(Action item): Although the data below contains pictures, please reproduce only its words, exactly.

(Material for the task):
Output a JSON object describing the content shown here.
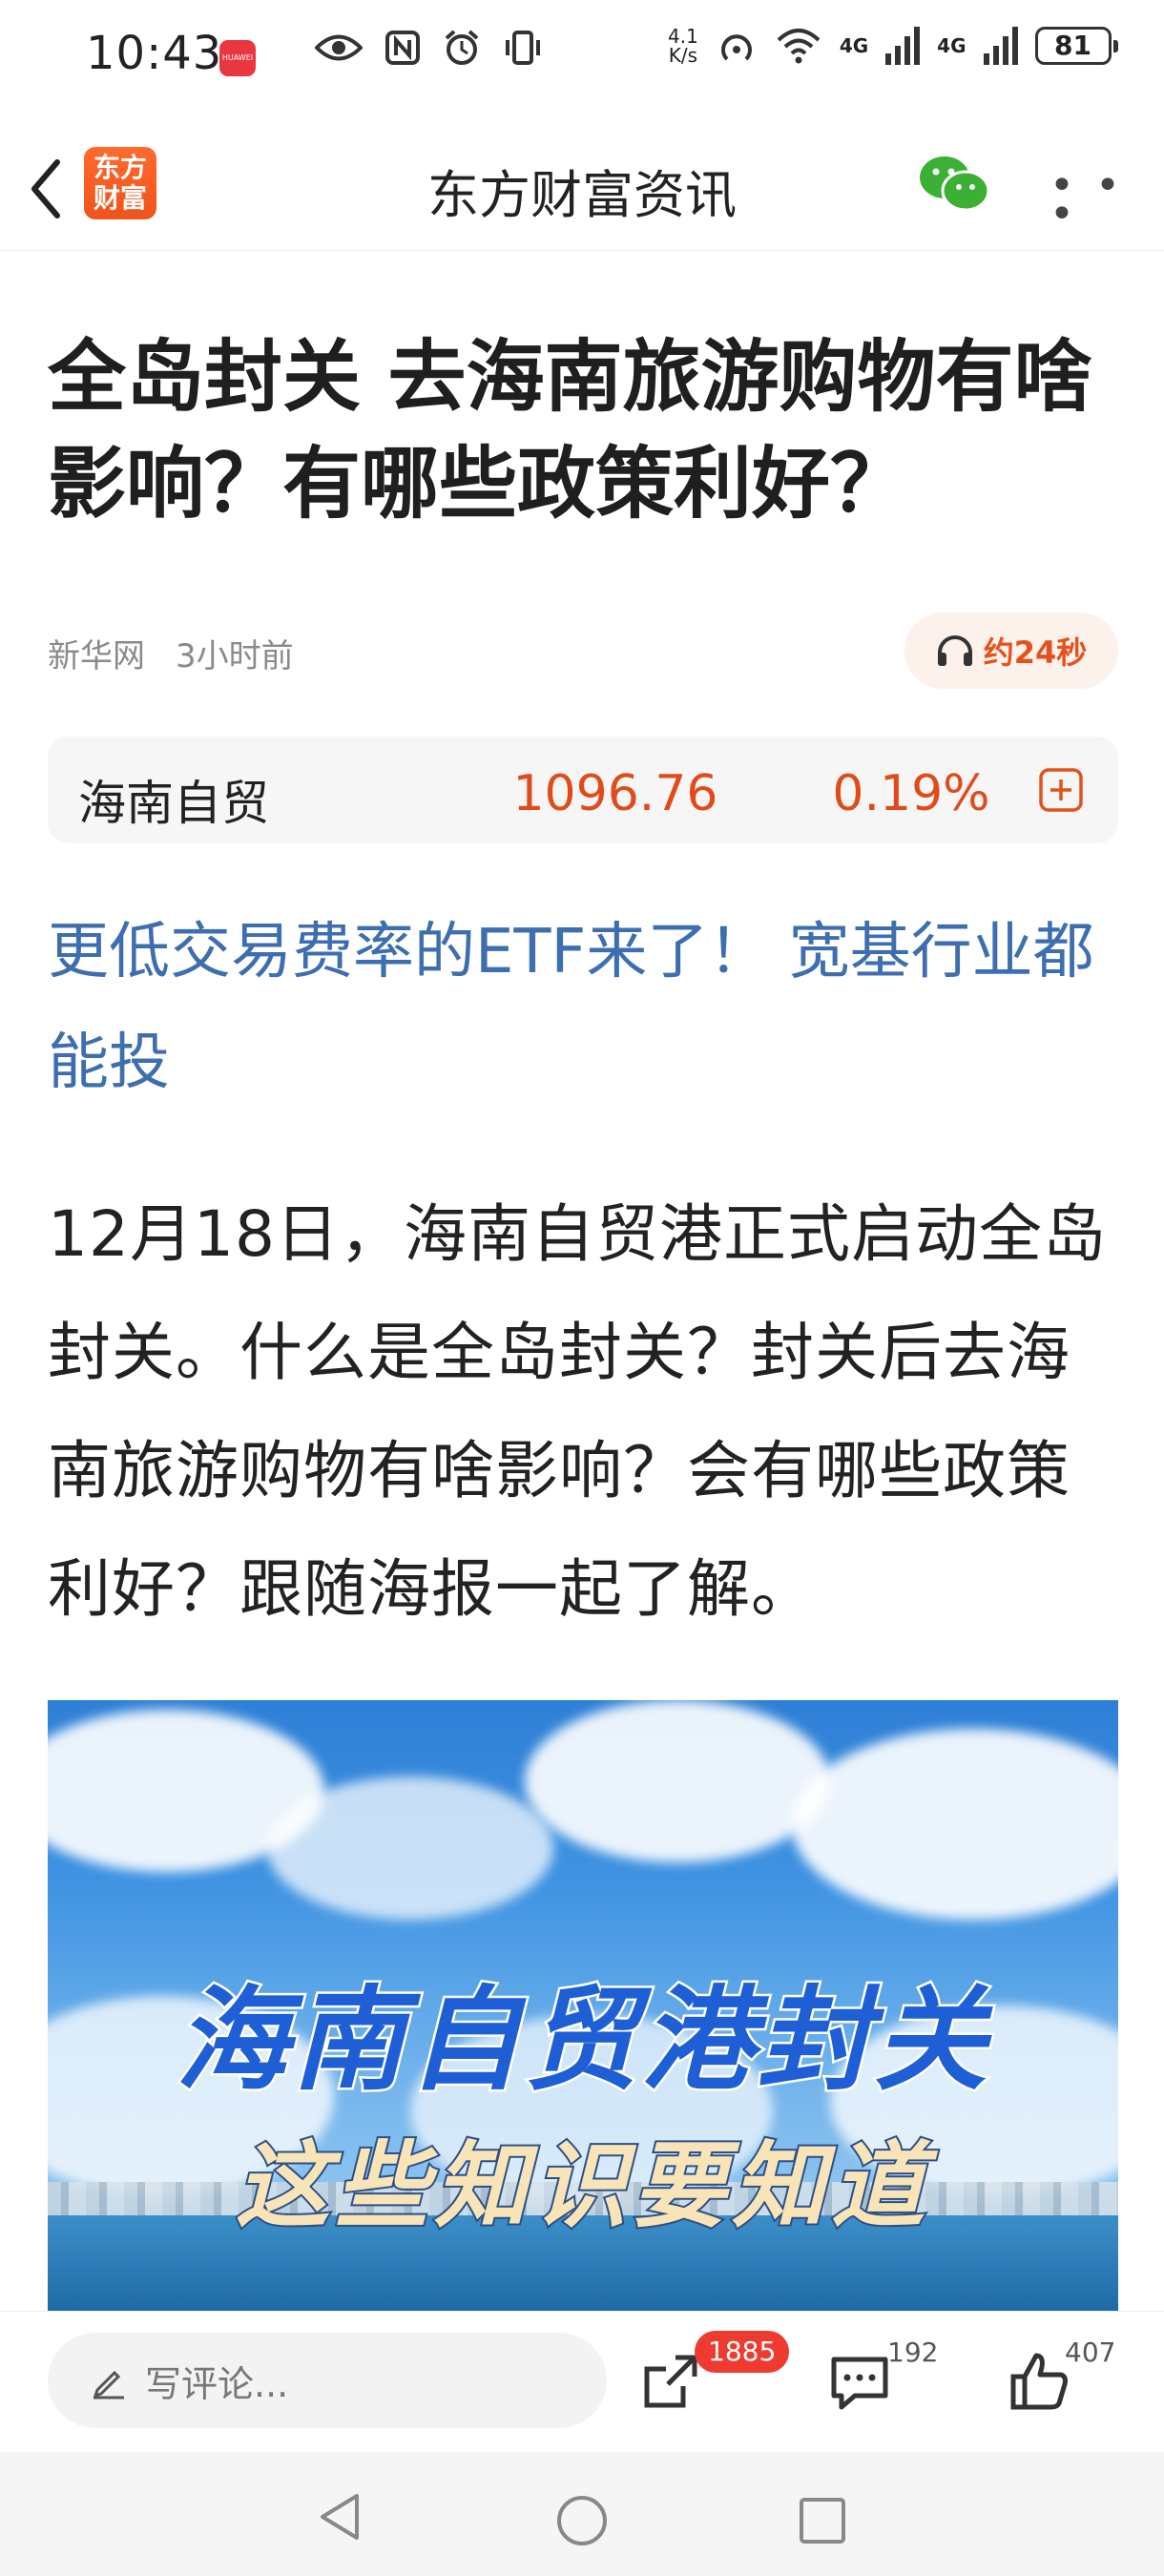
{
  "status_bar": {
    "time": "10:43",
    "network_speed_value": "4.1",
    "network_speed_unit": "K/s",
    "signal_1": "4G",
    "signal_2": "4G",
    "battery": "81",
    "app_notification_text": "HUAWEI"
  },
  "nav": {
    "title": "东方财富资讯",
    "logo_line1": "东方",
    "logo_line2": "财富",
    "icons": [
      "back-chevron-icon",
      "wechat-icon",
      "more-icon"
    ]
  },
  "article": {
    "headline": "全岛封关 去海南旅游购物有啥影响？有哪些政策利好？",
    "source": "新华网",
    "time_ago": "3小时前",
    "listen_label": "约24秒",
    "promo_link": "更低交易费率的ETF来了！ 宽基行业都能投",
    "body": "12月18日，海南自贸港正式启动全岛封关。什么是全岛封关？封关后去海南旅游购物有啥影响？会有哪些政策利好？跟随海报一起了解。"
  },
  "stock": {
    "name": "海南自贸",
    "price": "1096.76",
    "change": "0.19%",
    "color": "#e24a1a"
  },
  "poster": {
    "line1": "海南自贸港封关",
    "line2": "这些知识要知道"
  },
  "bottom_bar": {
    "comment_placeholder": "写评论...",
    "share_count": "1885",
    "comment_count": "192",
    "like_count": "407"
  },
  "colors": {
    "accent": "#e4521c",
    "link": "#3d6fb0",
    "badge": "#ee3b2f"
  }
}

(Solution to this task):
Output a JSON object describing the content shown here.
{
  "status_bar": {
    "time": "10:43",
    "network_speed_value": "4.1",
    "network_speed_unit": "K/s",
    "signal_1": "4G",
    "signal_2": "4G",
    "battery": "81",
    "app_notification_text": "HUAWEI"
  },
  "nav": {
    "title": "东方财富资讯",
    "logo_line1": "东方",
    "logo_line2": "财富",
    "icons": [
      "back-chevron-icon",
      "wechat-icon",
      "more-icon"
    ]
  },
  "article": {
    "headline": "全岛封关 去海南旅游购物有啥影响？有哪些政策利好？",
    "source": "新华网",
    "time_ago": "3小时前",
    "listen_label": "约24秒",
    "promo_link": "更低交易费率的ETF来了！ 宽基行业都能投",
    "body": "12月18日，海南自贸港正式启动全岛封关。什么是全岛封关？封关后去海南旅游购物有啥影响？会有哪些政策利好？跟随海报一起了解。"
  },
  "stock": {
    "name": "海南自贸",
    "price": "1096.76",
    "change": "0.19%",
    "color": "#e24a1a"
  },
  "poster": {
    "line1": "海南自贸港封关",
    "line2": "这些知识要知道"
  },
  "bottom_bar": {
    "comment_placeholder": "写评论...",
    "share_count": "1885",
    "comment_count": "192",
    "like_count": "407"
  },
  "colors": {
    "accent": "#e4521c",
    "link": "#3d6fb0",
    "badge": "#ee3b2f"
  }
}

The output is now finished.